HB 19-1245: Affordable Housing Funding from Vendor Fee Changes
Representative Mike Weissman & Senators Julie Gonzales & Mike Foote
- Under current law, businesses can keep 3.1/3% of sales tax they collect for administration purposes. This bill would increase the vendor allowance to 4% and set a $1,000 monthly cap on the amount businesses can keep.
- The savings would be transferred to the housing development grant fund within the Department of Local Affairs, which would be used to improve, preserve, or expand the supply of affordable housing in Colorado.
- This minor change in the way the allowance is administered would result in roughly $8 million being invested in housing across Colorado in years one and two, with additional funding targeted toward other policy priorities, and $45-50 million per year thereafter.
HB 19-1322: Expand Supply Affordable Housing
Representatives Roberts, Will & Senators Moreno, Coram
Establish in the Division of Housing a new state fund to provide on-going and sustainable funding for programs and projects that improve, preserve, or expand the supply of affordable workforce housing in Colorado. Possible revenue sources include General Fund, Unclaimed Property Trust Fund, Marijuana Cash Funds, and Gifts, Grants and Donations.
HB 19-1319: Incentives for Builders to Facilitate Affordable Housing
Representatives Bird, McKean & Senators Winter, Hisey
Two policy changes to support private and nonprofit developers in initiating and sustaining affordable housing projects. Affordable housing developers are having difficulty obtaining financing from lenders because the claw back gives lenders too much discomfort. So, even though they are ready to build affordable units, developers cannot obtain the necessary financing to begin projects.
- Require an inventory of Public Lands Suitable for Affordable Housing Development.
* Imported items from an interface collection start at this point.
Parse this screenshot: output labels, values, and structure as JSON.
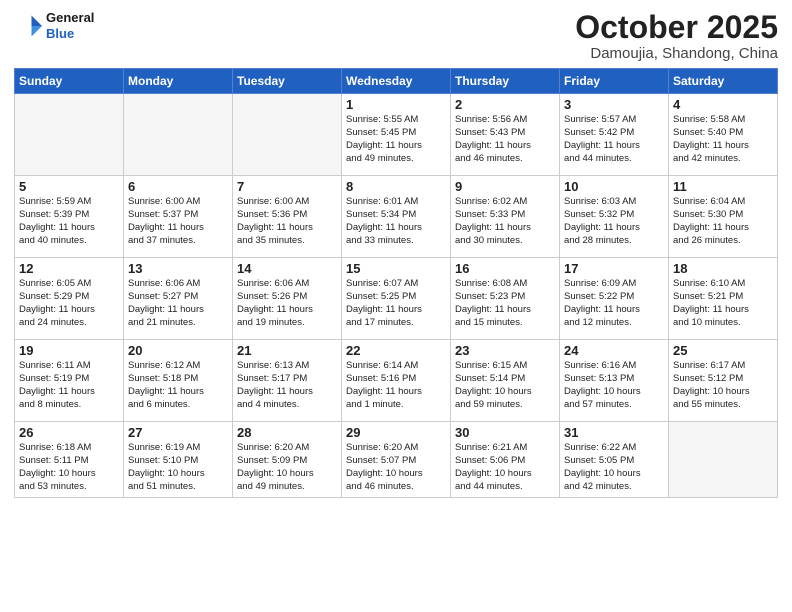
{
  "header": {
    "logo_line1": "General",
    "logo_line2": "Blue",
    "month": "October 2025",
    "location": "Damoujia, Shandong, China"
  },
  "weekdays": [
    "Sunday",
    "Monday",
    "Tuesday",
    "Wednesday",
    "Thursday",
    "Friday",
    "Saturday"
  ],
  "weeks": [
    [
      {
        "day": "",
        "text": ""
      },
      {
        "day": "",
        "text": ""
      },
      {
        "day": "",
        "text": ""
      },
      {
        "day": "1",
        "text": "Sunrise: 5:55 AM\nSunset: 5:45 PM\nDaylight: 11 hours\nand 49 minutes."
      },
      {
        "day": "2",
        "text": "Sunrise: 5:56 AM\nSunset: 5:43 PM\nDaylight: 11 hours\nand 46 minutes."
      },
      {
        "day": "3",
        "text": "Sunrise: 5:57 AM\nSunset: 5:42 PM\nDaylight: 11 hours\nand 44 minutes."
      },
      {
        "day": "4",
        "text": "Sunrise: 5:58 AM\nSunset: 5:40 PM\nDaylight: 11 hours\nand 42 minutes."
      }
    ],
    [
      {
        "day": "5",
        "text": "Sunrise: 5:59 AM\nSunset: 5:39 PM\nDaylight: 11 hours\nand 40 minutes."
      },
      {
        "day": "6",
        "text": "Sunrise: 6:00 AM\nSunset: 5:37 PM\nDaylight: 11 hours\nand 37 minutes."
      },
      {
        "day": "7",
        "text": "Sunrise: 6:00 AM\nSunset: 5:36 PM\nDaylight: 11 hours\nand 35 minutes."
      },
      {
        "day": "8",
        "text": "Sunrise: 6:01 AM\nSunset: 5:34 PM\nDaylight: 11 hours\nand 33 minutes."
      },
      {
        "day": "9",
        "text": "Sunrise: 6:02 AM\nSunset: 5:33 PM\nDaylight: 11 hours\nand 30 minutes."
      },
      {
        "day": "10",
        "text": "Sunrise: 6:03 AM\nSunset: 5:32 PM\nDaylight: 11 hours\nand 28 minutes."
      },
      {
        "day": "11",
        "text": "Sunrise: 6:04 AM\nSunset: 5:30 PM\nDaylight: 11 hours\nand 26 minutes."
      }
    ],
    [
      {
        "day": "12",
        "text": "Sunrise: 6:05 AM\nSunset: 5:29 PM\nDaylight: 11 hours\nand 24 minutes."
      },
      {
        "day": "13",
        "text": "Sunrise: 6:06 AM\nSunset: 5:27 PM\nDaylight: 11 hours\nand 21 minutes."
      },
      {
        "day": "14",
        "text": "Sunrise: 6:06 AM\nSunset: 5:26 PM\nDaylight: 11 hours\nand 19 minutes."
      },
      {
        "day": "15",
        "text": "Sunrise: 6:07 AM\nSunset: 5:25 PM\nDaylight: 11 hours\nand 17 minutes."
      },
      {
        "day": "16",
        "text": "Sunrise: 6:08 AM\nSunset: 5:23 PM\nDaylight: 11 hours\nand 15 minutes."
      },
      {
        "day": "17",
        "text": "Sunrise: 6:09 AM\nSunset: 5:22 PM\nDaylight: 11 hours\nand 12 minutes."
      },
      {
        "day": "18",
        "text": "Sunrise: 6:10 AM\nSunset: 5:21 PM\nDaylight: 11 hours\nand 10 minutes."
      }
    ],
    [
      {
        "day": "19",
        "text": "Sunrise: 6:11 AM\nSunset: 5:19 PM\nDaylight: 11 hours\nand 8 minutes."
      },
      {
        "day": "20",
        "text": "Sunrise: 6:12 AM\nSunset: 5:18 PM\nDaylight: 11 hours\nand 6 minutes."
      },
      {
        "day": "21",
        "text": "Sunrise: 6:13 AM\nSunset: 5:17 PM\nDaylight: 11 hours\nand 4 minutes."
      },
      {
        "day": "22",
        "text": "Sunrise: 6:14 AM\nSunset: 5:16 PM\nDaylight: 11 hours\nand 1 minute."
      },
      {
        "day": "23",
        "text": "Sunrise: 6:15 AM\nSunset: 5:14 PM\nDaylight: 10 hours\nand 59 minutes."
      },
      {
        "day": "24",
        "text": "Sunrise: 6:16 AM\nSunset: 5:13 PM\nDaylight: 10 hours\nand 57 minutes."
      },
      {
        "day": "25",
        "text": "Sunrise: 6:17 AM\nSunset: 5:12 PM\nDaylight: 10 hours\nand 55 minutes."
      }
    ],
    [
      {
        "day": "26",
        "text": "Sunrise: 6:18 AM\nSunset: 5:11 PM\nDaylight: 10 hours\nand 53 minutes."
      },
      {
        "day": "27",
        "text": "Sunrise: 6:19 AM\nSunset: 5:10 PM\nDaylight: 10 hours\nand 51 minutes."
      },
      {
        "day": "28",
        "text": "Sunrise: 6:20 AM\nSunset: 5:09 PM\nDaylight: 10 hours\nand 49 minutes."
      },
      {
        "day": "29",
        "text": "Sunrise: 6:20 AM\nSunset: 5:07 PM\nDaylight: 10 hours\nand 46 minutes."
      },
      {
        "day": "30",
        "text": "Sunrise: 6:21 AM\nSunset: 5:06 PM\nDaylight: 10 hours\nand 44 minutes."
      },
      {
        "day": "31",
        "text": "Sunrise: 6:22 AM\nSunset: 5:05 PM\nDaylight: 10 hours\nand 42 minutes."
      },
      {
        "day": "",
        "text": ""
      }
    ]
  ]
}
- Limit claw back of property tax exemption fund for affordable housing projects. This will alleviate lenders’ concerns which hinder development of sorely needed affordable and attainable housing.